Imminent is an adjective meaning something's about to happen. If it's 7:59 and a party is supposed to start at 8:00, then a person can refer to the imminent party that's about to get started.
Eminent is an adjective describing a person (or thing) that is famous and respected within a specific sphere or profession. For instance, an award-winning author of multiple books on American history may be referred to as an eminent historian.
Immanent is an adjective that means inherent, intrinsic, or spread throughout something. For a person, manners are something that can be taught, but some would argue that kindness is an immanent quality.
Here are a few examples:
Correct: It doesn't make sense to stand outside with the imminent approach of a thunderstorm.
Incorrect: It doesn't make sense to stand outside with the eminent approach of a thunderstorm.
Incorrect: It doesn't make sense to stand outside with the immanent approach of a thunderstorm.
Correct: I can't wait to listen to the eminent professors speak about their research.
Incorrect: I can't wait to listen to the imminent professors speak about their research.
Incorrect: I can't wait to listen to the immanent professors speak about their research.

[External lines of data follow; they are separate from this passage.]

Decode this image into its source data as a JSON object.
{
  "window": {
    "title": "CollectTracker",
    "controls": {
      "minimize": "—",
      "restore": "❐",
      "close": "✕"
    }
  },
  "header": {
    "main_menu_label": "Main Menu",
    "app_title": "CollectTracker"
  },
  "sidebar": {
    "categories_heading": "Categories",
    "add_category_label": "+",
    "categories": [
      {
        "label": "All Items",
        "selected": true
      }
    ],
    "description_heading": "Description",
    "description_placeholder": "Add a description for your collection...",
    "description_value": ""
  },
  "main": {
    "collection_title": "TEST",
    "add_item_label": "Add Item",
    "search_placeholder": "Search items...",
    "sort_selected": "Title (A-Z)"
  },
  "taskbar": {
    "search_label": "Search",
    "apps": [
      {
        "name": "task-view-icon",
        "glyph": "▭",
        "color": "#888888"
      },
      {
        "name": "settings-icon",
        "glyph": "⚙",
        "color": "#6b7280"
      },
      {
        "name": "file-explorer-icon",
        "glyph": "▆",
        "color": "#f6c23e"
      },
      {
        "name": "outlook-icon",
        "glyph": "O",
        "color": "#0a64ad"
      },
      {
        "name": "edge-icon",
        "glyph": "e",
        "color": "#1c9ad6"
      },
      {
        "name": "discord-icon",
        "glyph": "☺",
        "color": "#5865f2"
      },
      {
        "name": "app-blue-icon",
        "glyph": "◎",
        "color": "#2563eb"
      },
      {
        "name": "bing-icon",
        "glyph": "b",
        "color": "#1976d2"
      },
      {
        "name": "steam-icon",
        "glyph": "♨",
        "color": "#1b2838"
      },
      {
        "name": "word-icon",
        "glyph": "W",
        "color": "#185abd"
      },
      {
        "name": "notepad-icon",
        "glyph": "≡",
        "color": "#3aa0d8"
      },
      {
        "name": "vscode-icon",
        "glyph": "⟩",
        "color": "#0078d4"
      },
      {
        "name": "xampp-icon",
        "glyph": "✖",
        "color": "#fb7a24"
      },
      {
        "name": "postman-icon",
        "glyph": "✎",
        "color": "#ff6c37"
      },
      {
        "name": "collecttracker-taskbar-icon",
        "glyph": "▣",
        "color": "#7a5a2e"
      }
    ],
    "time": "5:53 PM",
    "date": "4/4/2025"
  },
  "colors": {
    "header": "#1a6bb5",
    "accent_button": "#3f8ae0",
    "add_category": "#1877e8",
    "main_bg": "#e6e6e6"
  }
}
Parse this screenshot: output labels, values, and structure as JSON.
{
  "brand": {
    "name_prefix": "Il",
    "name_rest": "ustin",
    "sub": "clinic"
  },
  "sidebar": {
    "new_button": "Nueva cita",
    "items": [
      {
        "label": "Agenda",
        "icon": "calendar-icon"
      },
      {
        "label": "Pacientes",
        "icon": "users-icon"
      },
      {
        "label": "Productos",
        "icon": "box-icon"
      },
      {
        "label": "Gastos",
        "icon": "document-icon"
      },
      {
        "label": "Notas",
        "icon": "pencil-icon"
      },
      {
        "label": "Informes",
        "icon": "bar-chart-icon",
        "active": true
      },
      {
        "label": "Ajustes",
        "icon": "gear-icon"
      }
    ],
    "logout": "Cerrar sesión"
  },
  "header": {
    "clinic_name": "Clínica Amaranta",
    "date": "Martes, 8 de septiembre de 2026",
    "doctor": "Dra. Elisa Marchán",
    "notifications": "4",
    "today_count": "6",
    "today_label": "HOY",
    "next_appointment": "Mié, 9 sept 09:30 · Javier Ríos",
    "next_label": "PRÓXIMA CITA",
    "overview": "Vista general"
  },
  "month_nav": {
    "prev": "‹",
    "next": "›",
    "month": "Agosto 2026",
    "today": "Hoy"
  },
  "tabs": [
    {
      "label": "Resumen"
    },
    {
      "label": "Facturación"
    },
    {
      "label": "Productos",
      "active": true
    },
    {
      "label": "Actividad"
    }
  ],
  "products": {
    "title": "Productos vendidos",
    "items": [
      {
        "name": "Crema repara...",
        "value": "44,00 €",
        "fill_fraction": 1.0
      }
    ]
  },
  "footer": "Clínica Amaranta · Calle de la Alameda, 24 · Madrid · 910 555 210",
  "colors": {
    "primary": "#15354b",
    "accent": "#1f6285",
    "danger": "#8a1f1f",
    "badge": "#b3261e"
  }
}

Correct: Speed is an immanent quality of sports cars.
Incorrect: Speed is an imminent quality of sports cars.
Incorrect: Speed is an eminent quality of sports cars.
The anxiety many writers feel at a writing conference stems from their immanent introversion and imminent meetings with eminent literary agents who will decide the fate of their publishing prospects.